There was a time when apple pie was something that stood for everything American, everything that we valued as a people. But no matter how ambiguous Don McLean’s 1971 classic, “American Pie” may be, one thing that will never diminish is that McLean’s more than catchy tune encapsulates the happenings of a timeline that spans eleven years, from 1959-70.
“American Pie” is made-up of a lengthy list of historical characters who were among the most important to our nation’s cultural landscape of the time. Don McLean’s classic ballad was clever in a couple of ways. First, by starting its timeline at the death of Buddy Holly, and second by celebrating an unlikely pair of heroes, none other than a “pink carnation and a pickup truck.”
More than just a great tune that everyone can pretty much memorize verbatim, “American Pie” is not a musical composition that celebrates “normal” people; McLean’s patriotic, yet bitter-sweet ballad is one that sings of the players and events who helped to shape America.
Chevy trucks have been sung about nearly as often as the great, muscle classics that were their contemporaries. The truth of the matter though, is that without trucks most of us wouldn’t be able to wear clothes every day, let alone drink clean water and eat a decent meal.
Bruce Springsteen and Paul Revere may have done the world of Bowtie muscle justice, by writing two of the greatest songs ever composed about the Chevelle SS of the mid-to-late ’60s. But drag racing doesn’t feed mouths as much as it does provide an adrenaline shot, and you can guess which is the more important of the two.

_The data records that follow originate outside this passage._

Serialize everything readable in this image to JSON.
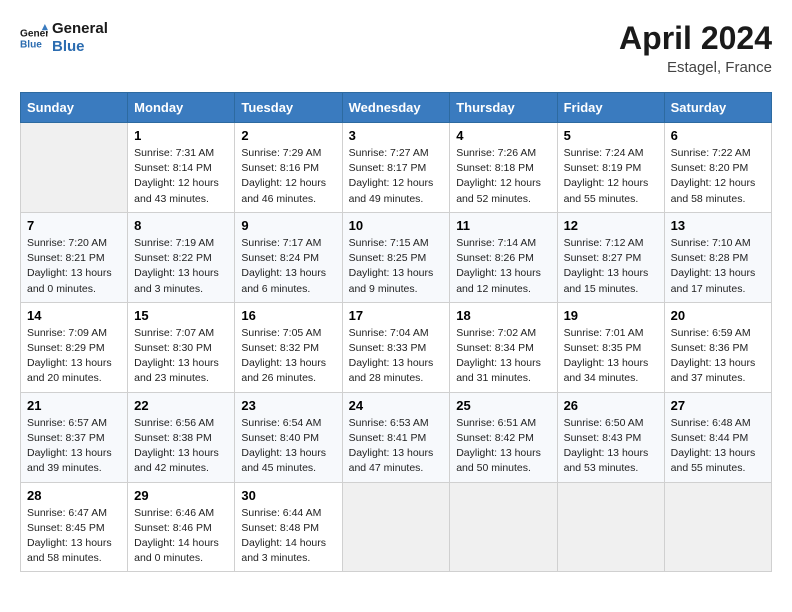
{
  "header": {
    "logo_line1": "General",
    "logo_line2": "Blue",
    "title": "April 2024",
    "subtitle": "Estagel, France"
  },
  "days_of_week": [
    "Sunday",
    "Monday",
    "Tuesday",
    "Wednesday",
    "Thursday",
    "Friday",
    "Saturday"
  ],
  "weeks": [
    [
      {
        "day": null
      },
      {
        "day": "1",
        "sunrise": "7:31 AM",
        "sunset": "8:14 PM",
        "daylight": "12 hours and 43 minutes."
      },
      {
        "day": "2",
        "sunrise": "7:29 AM",
        "sunset": "8:16 PM",
        "daylight": "12 hours and 46 minutes."
      },
      {
        "day": "3",
        "sunrise": "7:27 AM",
        "sunset": "8:17 PM",
        "daylight": "12 hours and 49 minutes."
      },
      {
        "day": "4",
        "sunrise": "7:26 AM",
        "sunset": "8:18 PM",
        "daylight": "12 hours and 52 minutes."
      },
      {
        "day": "5",
        "sunrise": "7:24 AM",
        "sunset": "8:19 PM",
        "daylight": "12 hours and 55 minutes."
      },
      {
        "day": "6",
        "sunrise": "7:22 AM",
        "sunset": "8:20 PM",
        "daylight": "12 hours and 58 minutes."
      }
    ],
    [
      {
        "day": "7",
        "sunrise": "7:20 AM",
        "sunset": "8:21 PM",
        "daylight": "13 hours and 0 minutes."
      },
      {
        "day": "8",
        "sunrise": "7:19 AM",
        "sunset": "8:22 PM",
        "daylight": "13 hours and 3 minutes."
      },
      {
        "day": "9",
        "sunrise": "7:17 AM",
        "sunset": "8:24 PM",
        "daylight": "13 hours and 6 minutes."
      },
      {
        "day": "10",
        "sunrise": "7:15 AM",
        "sunset": "8:25 PM",
        "daylight": "13 hours and 9 minutes."
      },
      {
        "day": "11",
        "sunrise": "7:14 AM",
        "sunset": "8:26 PM",
        "daylight": "13 hours and 12 minutes."
      },
      {
        "day": "12",
        "sunrise": "7:12 AM",
        "sunset": "8:27 PM",
        "daylight": "13 hours and 15 minutes."
      },
      {
        "day": "13",
        "sunrise": "7:10 AM",
        "sunset": "8:28 PM",
        "daylight": "13 hours and 17 minutes."
      }
    ],
    [
      {
        "day": "14",
        "sunrise": "7:09 AM",
        "sunset": "8:29 PM",
        "daylight": "13 hours and 20 minutes."
      },
      {
        "day": "15",
        "sunrise": "7:07 AM",
        "sunset": "8:30 PM",
        "daylight": "13 hours and 23 minutes."
      },
      {
        "day": "16",
        "sunrise": "7:05 AM",
        "sunset": "8:32 PM",
        "daylight": "13 hours and 26 minutes."
      },
      {
        "day": "17",
        "sunrise": "7:04 AM",
        "sunset": "8:33 PM",
        "daylight": "13 hours and 28 minutes."
      },
      {
        "day": "18",
        "sunrise": "7:02 AM",
        "sunset": "8:34 PM",
        "daylight": "13 hours and 31 minutes."
      },
      {
        "day": "19",
        "sunrise": "7:01 AM",
        "sunset": "8:35 PM",
        "daylight": "13 hours and 34 minutes."
      },
      {
        "day": "20",
        "sunrise": "6:59 AM",
        "sunset": "8:36 PM",
        "daylight": "13 hours and 37 minutes."
      }
    ],
    [
      {
        "day": "21",
        "sunrise": "6:57 AM",
        "sunset": "8:37 PM",
        "daylight": "13 hours and 39 minutes."
      },
      {
        "day": "22",
        "sunrise": "6:56 AM",
        "sunset": "8:38 PM",
        "daylight": "13 hours and 42 minutes."
      },
      {
        "day": "23",
        "sunrise": "6:54 AM",
        "sunset": "8:40 PM",
        "daylight": "13 hours and 45 minutes."
      },
      {
        "day": "24",
        "sunrise": "6:53 AM",
        "sunset": "8:41 PM",
        "daylight": "13 hours and 47 minutes."
      },
      {
        "day": "25",
        "sunrise": "6:51 AM",
        "sunset": "8:42 PM",
        "daylight": "13 hours and 50 minutes."
      },
      {
        "day": "26",
        "sunrise": "6:50 AM",
        "sunset": "8:43 PM",
        "daylight": "13 hours and 53 minutes."
      },
      {
        "day": "27",
        "sunrise": "6:48 AM",
        "sunset": "8:44 PM",
        "daylight": "13 hours and 55 minutes."
      }
    ],
    [
      {
        "day": "28",
        "sunrise": "6:47 AM",
        "sunset": "8:45 PM",
        "daylight": "13 hours and 58 minutes."
      },
      {
        "day": "29",
        "sunrise": "6:46 AM",
        "sunset": "8:46 PM",
        "daylight": "14 hours and 0 minutes."
      },
      {
        "day": "30",
        "sunrise": "6:44 AM",
        "sunset": "8:48 PM",
        "daylight": "14 hours and 3 minutes."
      },
      {
        "day": null
      },
      {
        "day": null
      },
      {
        "day": null
      },
      {
        "day": null
      }
    ]
  ],
  "labels": {
    "sunrise": "Sunrise:",
    "sunset": "Sunset:",
    "daylight": "Daylight:"
  }
}
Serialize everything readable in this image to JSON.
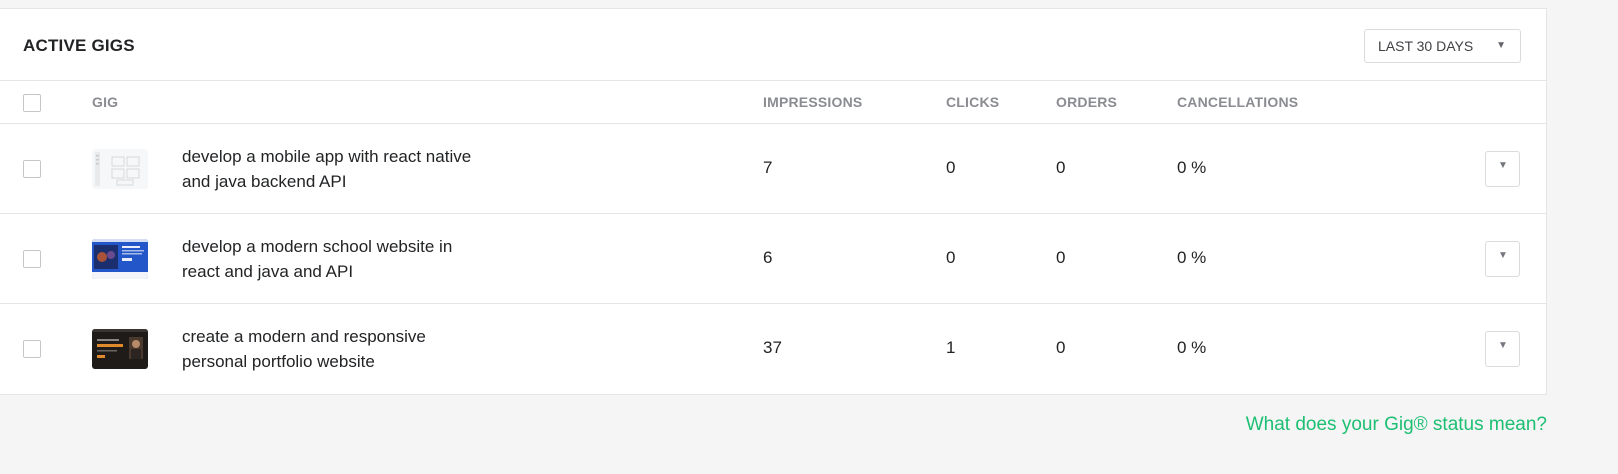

Trucks–whether you love or hate ’em–are our nation’s most important vehicles. It’s no wonder then, that “American Pie” celebrates the important vehicles, along with the important people who relied and continue to rely on their services!